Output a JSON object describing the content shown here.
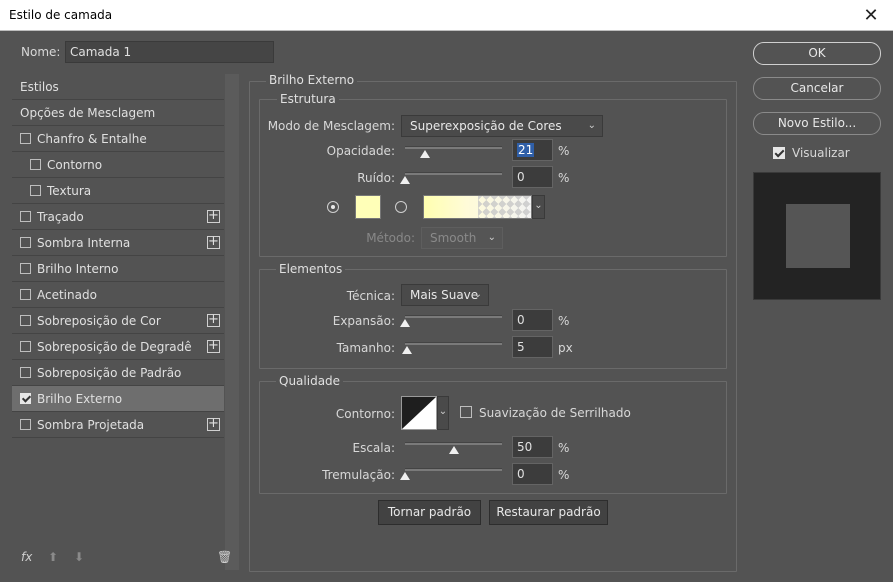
{
  "window": {
    "title": "Estilo de camada",
    "close_glyph": "✕"
  },
  "name_field": {
    "label": "Nome:",
    "value": "Camada 1"
  },
  "styles_list": {
    "items": [
      {
        "label": "Estilos",
        "checkbox": false,
        "checked": false,
        "plus": false,
        "indent": 0,
        "selected": false
      },
      {
        "label": "Opções de Mesclagem",
        "checkbox": false,
        "checked": false,
        "plus": false,
        "indent": 0,
        "selected": false
      },
      {
        "label": "Chanfro & Entalhe",
        "checkbox": true,
        "checked": false,
        "plus": false,
        "indent": 0,
        "selected": false
      },
      {
        "label": "Contorno",
        "checkbox": true,
        "checked": false,
        "plus": false,
        "indent": 1,
        "selected": false
      },
      {
        "label": "Textura",
        "checkbox": true,
        "checked": false,
        "plus": false,
        "indent": 1,
        "selected": false
      },
      {
        "label": "Traçado",
        "checkbox": true,
        "checked": false,
        "plus": true,
        "indent": 0,
        "selected": false
      },
      {
        "label": "Sombra Interna",
        "checkbox": true,
        "checked": false,
        "plus": true,
        "indent": 0,
        "selected": false
      },
      {
        "label": "Brilho Interno",
        "checkbox": true,
        "checked": false,
        "plus": false,
        "indent": 0,
        "selected": false
      },
      {
        "label": "Acetinado",
        "checkbox": true,
        "checked": false,
        "plus": false,
        "indent": 0,
        "selected": false
      },
      {
        "label": "Sobreposição de Cor",
        "checkbox": true,
        "checked": false,
        "plus": true,
        "indent": 0,
        "selected": false
      },
      {
        "label": "Sobreposição de Degradê",
        "checkbox": true,
        "checked": false,
        "plus": true,
        "indent": 0,
        "selected": false
      },
      {
        "label": "Sobreposição de Padrão",
        "checkbox": true,
        "checked": false,
        "plus": false,
        "indent": 0,
        "selected": false
      },
      {
        "label": "Brilho Externo",
        "checkbox": true,
        "checked": true,
        "plus": false,
        "indent": 0,
        "selected": true
      },
      {
        "label": "Sombra Projetada",
        "checkbox": true,
        "checked": false,
        "plus": true,
        "indent": 0,
        "selected": false
      }
    ],
    "bottom": {
      "fx": "fx",
      "up": "⬆",
      "down": "⬇",
      "trash": "🗑"
    }
  },
  "panel": {
    "title": "Brilho Externo",
    "estrutura": {
      "title": "Estrutura",
      "blend_mode_label": "Modo de Mesclagem:",
      "blend_mode_value": "Superexposição de Cores",
      "opacity_label": "Opacidade:",
      "opacity_value": "21",
      "opacity_pct": 21,
      "noise_label": "Ruído:",
      "noise_value": "0",
      "noise_pct": 0,
      "unit_pct": "%",
      "swatch_color": "#ffffb8",
      "method_label": "Método:",
      "method_value": "Smooth"
    },
    "elementos": {
      "title": "Elementos",
      "technique_label": "Técnica:",
      "technique_value": "Mais Suave",
      "spread_label": "Expansão:",
      "spread_value": "0",
      "spread_pct": 0,
      "size_label": "Tamanho:",
      "size_value": "5",
      "size_fraction": 0.02,
      "unit_pct": "%",
      "unit_px": "px"
    },
    "qualidade": {
      "title": "Qualidade",
      "contour_label": "Contorno:",
      "antialias_label": "Suavização de Serrilhado",
      "range_label": "Escala:",
      "range_value": "50",
      "range_pct": 50,
      "jitter_label": "Tremulação:",
      "jitter_value": "0",
      "jitter_pct": 0,
      "unit_pct": "%"
    },
    "make_default": "Tornar padrão",
    "reset_default": "Restaurar padrão"
  },
  "right": {
    "ok": "OK",
    "cancel": "Cancelar",
    "new_style": "Novo Estilo...",
    "preview_label": "Visualizar",
    "preview_checked": true
  }
}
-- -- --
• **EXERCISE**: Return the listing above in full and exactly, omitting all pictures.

• **WORKED SOLUTION**:
Output a JSON object describing the content shown here.
{
  "window": {
    "title": "Estilo de camada",
    "close_glyph": "✕"
  },
  "name_field": {
    "label": "Nome:",
    "value": "Camada 1"
  },
  "styles_list": {
    "items": [
      {
        "label": "Estilos",
        "checkbox": false,
        "checked": false,
        "plus": false,
        "indent": 0,
        "selected": false
      },
      {
        "label": "Opções de Mesclagem",
        "checkbox": false,
        "checked": false,
        "plus": false,
        "indent": 0,
        "selected": false
      },
      {
        "label": "Chanfro & Entalhe",
        "checkbox": true,
        "checked": false,
        "plus": false,
        "indent": 0,
        "selected": false
      },
      {
        "label": "Contorno",
        "checkbox": true,
        "checked": false,
        "plus": false,
        "indent": 1,
        "selected": false
      },
      {
        "label": "Textura",
        "checkbox": true,
        "checked": false,
        "plus": false,
        "indent": 1,
        "selected": false
      },
      {
        "label": "Traçado",
        "checkbox": true,
        "checked": false,
        "plus": true,
        "indent": 0,
        "selected": false
      },
      {
        "label": "Sombra Interna",
        "checkbox": true,
        "checked": false,
        "plus": true,
        "indent": 0,
        "selected": false
      },
      {
        "label": "Brilho Interno",
        "checkbox": true,
        "checked": false,
        "plus": false,
        "indent": 0,
        "selected": false
      },
      {
        "label": "Acetinado",
        "checkbox": true,
        "checked": false,
        "plus": false,
        "indent": 0,
        "selected": false
      },
      {
        "label": "Sobreposição de Cor",
        "checkbox": true,
        "checked": false,
        "plus": true,
        "indent": 0,
        "selected": false
      },
      {
        "label": "Sobreposição de Degradê",
        "checkbox": true,
        "checked": false,
        "plus": true,
        "indent": 0,
        "selected": false
      },
      {
        "label": "Sobreposição de Padrão",
        "checkbox": true,
        "checked": false,
        "plus": false,
        "indent": 0,
        "selected": false
      },
      {
        "label": "Brilho Externo",
        "checkbox": true,
        "checked": true,
        "plus": false,
        "indent": 0,
        "selected": true
      },
      {
        "label": "Sombra Projetada",
        "checkbox": true,
        "checked": false,
        "plus": true,
        "indent": 0,
        "selected": false
      }
    ],
    "bottom": {
      "fx": "fx",
      "up": "⬆",
      "down": "⬇",
      "trash": "🗑"
    }
  },
  "panel": {
    "title": "Brilho Externo",
    "estrutura": {
      "title": "Estrutura",
      "blend_mode_label": "Modo de Mesclagem:",
      "blend_mode_value": "Superexposição de Cores",
      "opacity_label": "Opacidade:",
      "opacity_value": "21",
      "opacity_pct": 21,
      "noise_label": "Ruído:",
      "noise_value": "0",
      "noise_pct": 0,
      "unit_pct": "%",
      "swatch_color": "#ffffb8",
      "method_label": "Método:",
      "method_value": "Smooth"
    },
    "elementos": {
      "title": "Elementos",
      "technique_label": "Técnica:",
      "technique_value": "Mais Suave",
      "spread_label": "Expansão:",
      "spread_value": "0",
      "spread_pct": 0,
      "size_label": "Tamanho:",
      "size_value": "5",
      "size_fraction": 0.02,
      "unit_pct": "%",
      "unit_px": "px"
    },
    "qualidade": {
      "title": "Qualidade",
      "contour_label": "Contorno:",
      "antialias_label": "Suavização de Serrilhado",
      "range_label": "Escala:",
      "range_value": "50",
      "range_pct": 50,
      "jitter_label": "Tremulação:",
      "jitter_value": "0",
      "jitter_pct": 0,
      "unit_pct": "%"
    },
    "make_default": "Tornar padrão",
    "reset_default": "Restaurar padrão"
  },
  "right": {
    "ok": "OK",
    "cancel": "Cancelar",
    "new_style": "Novo Estilo...",
    "preview_label": "Visualizar",
    "preview_checked": true
  }
}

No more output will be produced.